The relationship between John McClane and his son, Jack McClane, is like the relationship between Bradley Cooper and Robert De Niro in Silver Linings Playbook, except without the emotional nuance and Oscar-nominated performances. Both films contain strained father-son relationships. Both pairs have communication problems. In the opening scenes of A Good Day to Die Hard, John disrupts an elaborate rescue mission by attempting to manufacture heart-to-hearts amid gunfire and car chases. McClane’s journey toward suburban-style parenting is a long one, and his son is more understanding that he should be. More understanding than I was.

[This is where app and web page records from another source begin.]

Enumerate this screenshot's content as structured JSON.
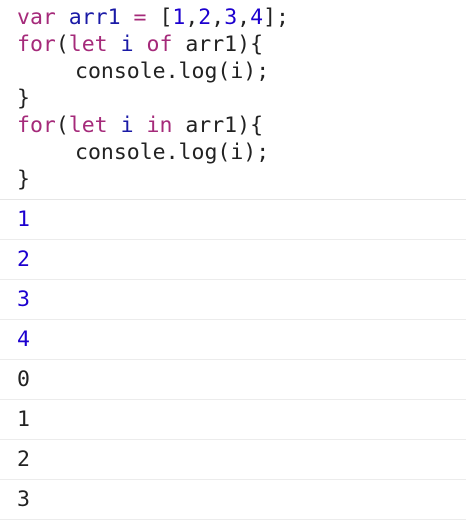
{
  "code": {
    "line1": {
      "kw_var": "var",
      "name": "arr1",
      "eq": "=",
      "open": "[",
      "n1": "1",
      "c1": ",",
      "n2": "2",
      "c2": ",",
      "n3": "3",
      "c3": ",",
      "n4": "4",
      "close": "];"
    },
    "line2": {
      "kw_for": "for",
      "paren_open": "(",
      "kw_let": "let",
      "var_i": "i",
      "kw_of": "of",
      "target": "arr1",
      "paren_close": "){"
    },
    "line3": {
      "text": "console.log(i);"
    },
    "line4": {
      "text": "}"
    },
    "line5": {
      "kw_for": "for",
      "paren_open": "(",
      "kw_let": "let",
      "var_i": "i",
      "kw_in": "in",
      "target": "arr1",
      "paren_close": "){"
    },
    "line6": {
      "text": "console.log(i);"
    },
    "line7": {
      "text": "}"
    }
  },
  "output": {
    "rows": [
      {
        "value": "1",
        "kind": "number"
      },
      {
        "value": "2",
        "kind": "number"
      },
      {
        "value": "3",
        "kind": "number"
      },
      {
        "value": "4",
        "kind": "number"
      },
      {
        "value": "0",
        "kind": "string"
      },
      {
        "value": "1",
        "kind": "string"
      },
      {
        "value": "2",
        "kind": "string"
      },
      {
        "value": "3",
        "kind": "string"
      }
    ]
  },
  "colors": {
    "keyword": "#a52a7a",
    "identifier": "#1a1aa6",
    "number": "#1c00cf",
    "text": "#222222",
    "divider": "#e6e6e6"
  }
}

A-Good-Day-to-Die-Hard BrosWhile John and Jack gushed about guns and feelings, I imagined what the movie would be like if it really were a blend of Die Hard and Silver Linings Playbook.

John McClane: “Just sit down, come on. Help turn the juju around. The CIA is stupid.”

Jack: “What? Stupid? How is—you know what? Excelsior.”

John McClane: “What the f*** is ‘excelsior’?”

Jack: “You know what I’m gonna do? I’m gonna take all this negativity, and I’m going to use it to find a silver lining. I’ll be the best CIA agent ever. Better than Tony Mendez.”

Good Day to Die Hard PalsI’d watch that movie. Die Hard Playbook. At least that movie would better analyze the father-son dynamic that Die Hard both highlights and under-develops. And maybe it would feature a CarterDanny hybrid, a character played by Chris Tucker who would wisecrack his way into dangerous situations and then sweet-talk his way to freedom. And Jennifer Lawrence would be there. So many possibilities.

John Moore: Director

Skip Woods and Roderick Thorp: Writing

Bruce Willis and Jai Courtney: Stars